When a crime has been committed, there is a set time limit on pressing charges. The time limit varies between states, but most all have one. This is called the “statute of limitations.”

Indiana has their own statute of limitations rules, which residents should be aware of. Whether you have committed an offense or had one committed against you, this can affect your life. You may need to act soon if you believe you may be charged with a criminal offense.

Why Do Criminal Charges Have a Statute of Limitations?

To put it simply, memories fade over time. No matter the situation, the further away one gets from an event, the less one remembers of it. While important details may always stay clear, the circumstances surrounding it become a more distant memory as time goes on.

A criminal accusation is a very serious thing, and anyone accused of a crime has the right to defend themself. That includes not only their testimony but that of witnesses, as well as other evidence gathered. Without a statute of limitations, it would be challenging to gather that evidence and get accurate testimony.

Statutes of Limitations for Felonies and Misdemeanors in Indiana

While there are usually similarities, every state has its own statute of limitations rules. Indiana is no exception, with a different time limit for various crimes. Civil cases are also going to have different rules than criminal ones, though almost any legal matter is going to come with a statute of limitations regardless.
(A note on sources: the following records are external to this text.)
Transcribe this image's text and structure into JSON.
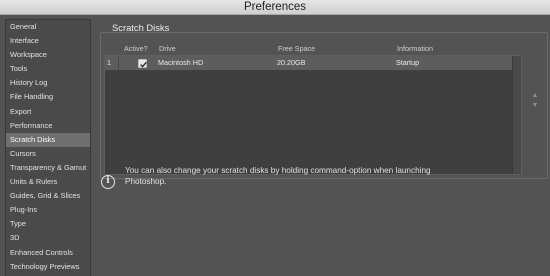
{
  "window": {
    "title": "Preferences"
  },
  "sidebar": {
    "items": [
      {
        "label": "General"
      },
      {
        "label": "Interface"
      },
      {
        "label": "Workspace"
      },
      {
        "label": "Tools"
      },
      {
        "label": "History Log"
      },
      {
        "label": "File Handling"
      },
      {
        "label": "Export"
      },
      {
        "label": "Performance"
      },
      {
        "label": "Scratch Disks",
        "selected": true
      },
      {
        "label": "Cursors"
      },
      {
        "label": "Transparency & Gamut"
      },
      {
        "label": "Units & Rulers"
      },
      {
        "label": "Guides, Grid & Slices"
      },
      {
        "label": "Plug-Ins"
      },
      {
        "label": "Type"
      },
      {
        "label": "3D"
      },
      {
        "label": "Enhanced Controls"
      },
      {
        "label": "Technology Previews"
      }
    ]
  },
  "scratch_disks": {
    "title": "Scratch Disks",
    "columns": {
      "active": "Active?",
      "drive": "Drive",
      "free_space": "Free Space",
      "information": "Information"
    },
    "rows": [
      {
        "index": "1",
        "active": true,
        "drive": "Macintosh HD",
        "free_space": "20.20GB",
        "information": "Startup"
      }
    ],
    "move_up_icon": "triangle-up-icon",
    "move_down_icon": "triangle-down-icon"
  },
  "info": {
    "icon": "info-icon",
    "text": "You can also change your scratch disks by holding command-option when launching Photoshop."
  },
  "colors": {
    "background": "#535353",
    "sidebar_selected": "#6f6f6f",
    "row_selected": "#5d5d5d"
  }
}
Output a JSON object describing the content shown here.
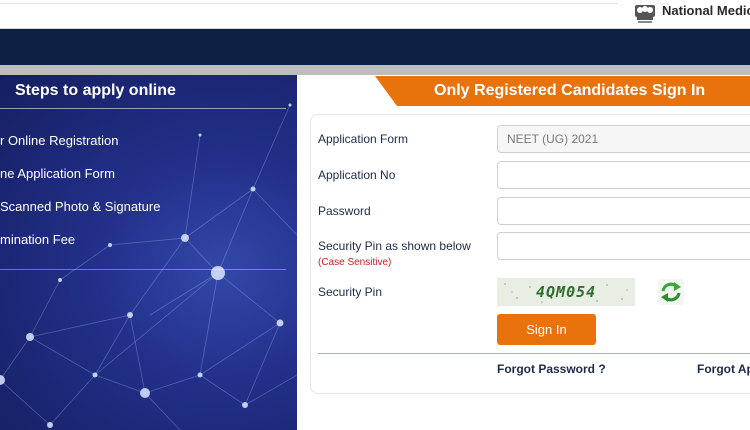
{
  "header": {
    "brand": "National Medic",
    "logo_icon": "national-emblem-icon"
  },
  "steps_panel": {
    "title": "Steps to apply online",
    "steps": [
      "r Online Registration",
      "ne Application Form",
      "Scanned Photo & Signature",
      "mination Fee"
    ]
  },
  "signin": {
    "banner": "Only Registered Candidates Sign In",
    "labels": {
      "application_form": "Application Form",
      "application_no": "Application No",
      "password": "Password",
      "security_pin_shown": "Security Pin as shown below",
      "case_sensitive": "(Case Sensitive)",
      "security_pin": "Security Pin"
    },
    "application_form_value": "NEET (UG) 2021",
    "captcha_text": "4QM054",
    "refresh_icon": "refresh-icon",
    "button_label": "Sign In",
    "forgot_password": "Forgot Password ?",
    "forgot_application": "Forgot Ap"
  },
  "colors": {
    "navy": "#0c2244",
    "accent_orange": "#e8720c",
    "panel_blue": "#22308a",
    "label_text": "#1d2b4a",
    "warning_red": "#d01c1c"
  }
}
The two main categories for criminal offenses are felonies and misdemeanors. This also accounts for the statutes on reporting these crimes. While one is more severe than the other, the rules surrounding them are still strictly enforced.

It should be noted that in some situations, the statute of limitations may be paused. If the accused has moved out of state, concealed evidence, or held public office, the time limit will be extended until these situations are resolved. Because of this, you may need to keep track of the specifics of your criminal charge timeline.

Felony Time Limits

A felony is a more severe crime, one that usually involves violence and carries a prison sentence. Murder, arson, and robbery all count as felonies, though there are many others. With enough repeat offenses, even some misdemeanors can become felonies.

As these offenses are more serious, more time is afforded for them. Indiana allows a five-year statute of limitations for felonies, with a few exceptions. For example, there is no limit on murder charges.

Misdemeanor Deadlines

A misdemeanor is a less serious crime than a felony, usually carrying a far less severe punishment. Trespassing, shoplifting, and driving under the influence (DUI) are examples of misdemeanors. These are mostly handled with fines, license suspension, or short stints in jail.

Indiana allows only a two-year deadline for misdemeanors, regardless of what the particular crime is. A misdemeanor arrest warrant expires 180 days after it has been posted, as well. Victims of a misdemeanor will need to work fast if they intend to pursue legal action.

Civil vs. Criminal Statutes of Limitations

A criminal case is one in which a local, state, or federal law has been broken. A civil case, however, is just a legal dispute between two or more parties. While someone breaking into your home to rob you is criminal, someone damaging your car would be civil.

Both of these matters still fall under a statute of limitations. If a resident of Indiana wishes to pursue legal damages from another party, they have two years to file the claim. While this is similar to a misdemeanor, there are still a few exceptions and rules to differentiate them.